Prevalence/attitudinal research in the last ten years
Research conducted in 2015 as part of UNICEF’s Multiple Indicator Cluster Surveys (MICS) programme, found on average 63% of 1-14 year-old children experienced some form of violent discipline (psychological aggression and/or physical punishment) in the month prior to the survey. On average 53% of children experienced psychological aggression, 38% physical punishment and 6% severe physical punishment (hit or slapped on the face, head or ears, or hit repeatedly). Only 31% of children experienced only non-violent forms of discipline.
(Instituto Nacional de Salud Pública & UNICEF México (2016), Encuesta Nacional de Niños, Niñas y Mujeres en México 2015 - Encuesta de Indicadores Múltiples por Conglomerados 2015, Resultados Principales, Ciudad de México, México: Instituto Nacional de Salud Pública & UNICEF México)
A 2012 study of men’s childhood experiences of violence in Brazil, Chile, Croatia, India, Mexico and Rwanda, which involved men aged 18-59 living in urban settings, found a high prevalence of corporal punishment in all six countries. In Mexico, of the 982 men who participated, 26% reported having been spanked or slapped by a parent in the home during childhood, 16% threatened with physical punishment in the home and 16% humiliated by someone in their family in front of other people; 67% reported having been beaten or physically punished at school by a teacher. Men who had experienced violence, including corporal punishment, during childhood, were more likely to perpetrate intimate partner violence, hold inequitable gender attitudes, be involved in fights outside the home or robberies, pay for sex and experience low self-esteem and depression, and were less likely to participate in domestic duties, communicate openly with their partners, attend pre-natal visits when their partner is pregnant and/or take paternity leave.
(Contreras, M. et al (2012), Bridges to Adulthood: Understanding the Lifelong Influence of Men's Childhood Experiences of Violence, Analyzing Data from the International Men and Gender Equality Survey, Washington DC: International Center for Research on Women (ICRW) and Rio de Janeiro: Instituto Promundo)
A report on institutions including psychiatric hospitals and shelters in Mexico found that children and adults with disabilities are kept in permanent restraints, and that this constitutes cruel, inhuman or degrading treatment or punishment and sometimes torture.

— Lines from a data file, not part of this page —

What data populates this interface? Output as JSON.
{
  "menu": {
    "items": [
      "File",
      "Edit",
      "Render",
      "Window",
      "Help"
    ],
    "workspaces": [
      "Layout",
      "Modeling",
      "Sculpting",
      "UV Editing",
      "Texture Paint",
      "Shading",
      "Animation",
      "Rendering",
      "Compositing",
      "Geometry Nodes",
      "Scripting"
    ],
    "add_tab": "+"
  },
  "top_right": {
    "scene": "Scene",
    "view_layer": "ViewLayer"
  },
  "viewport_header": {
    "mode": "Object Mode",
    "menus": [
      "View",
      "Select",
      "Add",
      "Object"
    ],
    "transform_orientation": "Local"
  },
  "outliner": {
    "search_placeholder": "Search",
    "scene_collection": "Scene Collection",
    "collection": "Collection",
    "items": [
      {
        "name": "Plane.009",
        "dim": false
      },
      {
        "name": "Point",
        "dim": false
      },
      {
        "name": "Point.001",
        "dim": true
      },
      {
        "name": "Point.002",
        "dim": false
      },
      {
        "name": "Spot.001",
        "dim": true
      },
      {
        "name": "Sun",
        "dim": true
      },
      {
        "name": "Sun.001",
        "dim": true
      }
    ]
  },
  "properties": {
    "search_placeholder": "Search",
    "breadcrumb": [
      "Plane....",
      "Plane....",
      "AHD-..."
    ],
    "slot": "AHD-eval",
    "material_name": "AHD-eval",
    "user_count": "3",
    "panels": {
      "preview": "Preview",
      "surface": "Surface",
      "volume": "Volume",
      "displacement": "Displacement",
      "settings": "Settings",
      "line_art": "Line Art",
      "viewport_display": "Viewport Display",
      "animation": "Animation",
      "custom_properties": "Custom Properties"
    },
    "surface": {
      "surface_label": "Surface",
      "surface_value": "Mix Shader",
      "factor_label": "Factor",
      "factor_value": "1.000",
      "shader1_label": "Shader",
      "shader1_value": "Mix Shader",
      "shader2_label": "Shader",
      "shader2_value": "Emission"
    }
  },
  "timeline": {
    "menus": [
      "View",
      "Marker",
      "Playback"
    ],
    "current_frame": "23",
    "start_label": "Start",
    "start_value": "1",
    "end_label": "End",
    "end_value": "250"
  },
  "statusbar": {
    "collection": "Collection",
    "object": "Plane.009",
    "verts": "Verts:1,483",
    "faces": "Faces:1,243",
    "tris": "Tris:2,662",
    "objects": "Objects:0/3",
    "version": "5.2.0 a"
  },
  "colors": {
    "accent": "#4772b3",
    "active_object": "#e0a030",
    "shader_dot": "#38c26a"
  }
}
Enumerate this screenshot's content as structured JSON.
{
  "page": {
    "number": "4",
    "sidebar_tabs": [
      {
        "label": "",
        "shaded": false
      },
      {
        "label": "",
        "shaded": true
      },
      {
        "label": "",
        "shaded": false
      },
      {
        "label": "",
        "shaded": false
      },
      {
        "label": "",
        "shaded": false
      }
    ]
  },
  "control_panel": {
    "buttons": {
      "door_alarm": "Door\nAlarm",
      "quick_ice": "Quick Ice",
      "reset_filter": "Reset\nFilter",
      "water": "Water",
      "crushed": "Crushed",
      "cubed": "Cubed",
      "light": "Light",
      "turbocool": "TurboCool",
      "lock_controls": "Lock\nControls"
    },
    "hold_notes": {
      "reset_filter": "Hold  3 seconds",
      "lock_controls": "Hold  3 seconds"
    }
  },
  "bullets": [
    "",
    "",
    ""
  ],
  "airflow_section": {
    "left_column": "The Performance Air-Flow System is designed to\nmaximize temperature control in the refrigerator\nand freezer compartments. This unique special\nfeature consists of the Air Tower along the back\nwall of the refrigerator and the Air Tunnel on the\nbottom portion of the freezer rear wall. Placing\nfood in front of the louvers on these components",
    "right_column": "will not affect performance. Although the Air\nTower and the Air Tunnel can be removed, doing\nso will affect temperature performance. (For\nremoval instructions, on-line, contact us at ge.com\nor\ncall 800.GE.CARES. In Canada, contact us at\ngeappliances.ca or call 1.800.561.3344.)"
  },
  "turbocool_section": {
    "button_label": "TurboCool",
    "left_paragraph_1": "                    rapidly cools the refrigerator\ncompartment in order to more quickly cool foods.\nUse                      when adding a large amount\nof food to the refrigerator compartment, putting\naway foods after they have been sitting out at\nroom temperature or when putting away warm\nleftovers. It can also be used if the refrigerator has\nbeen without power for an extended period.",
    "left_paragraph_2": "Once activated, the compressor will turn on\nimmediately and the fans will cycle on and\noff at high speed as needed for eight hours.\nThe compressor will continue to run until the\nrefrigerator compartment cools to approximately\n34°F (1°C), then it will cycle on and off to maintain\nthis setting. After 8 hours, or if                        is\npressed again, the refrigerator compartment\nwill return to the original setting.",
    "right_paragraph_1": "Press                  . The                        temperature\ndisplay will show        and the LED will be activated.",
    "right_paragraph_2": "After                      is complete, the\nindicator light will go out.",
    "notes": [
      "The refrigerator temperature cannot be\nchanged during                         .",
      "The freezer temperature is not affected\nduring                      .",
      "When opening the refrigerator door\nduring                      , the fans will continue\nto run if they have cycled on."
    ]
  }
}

(Rosenthal, E. et al (2010), Abandoned & Disappeared: Mexico’s Segregation and Abuse of Children and Adults with Disabilities¸ Disability Rights International & Comisión Mexicana de Defensa y Promoción de los Derechos Humanos)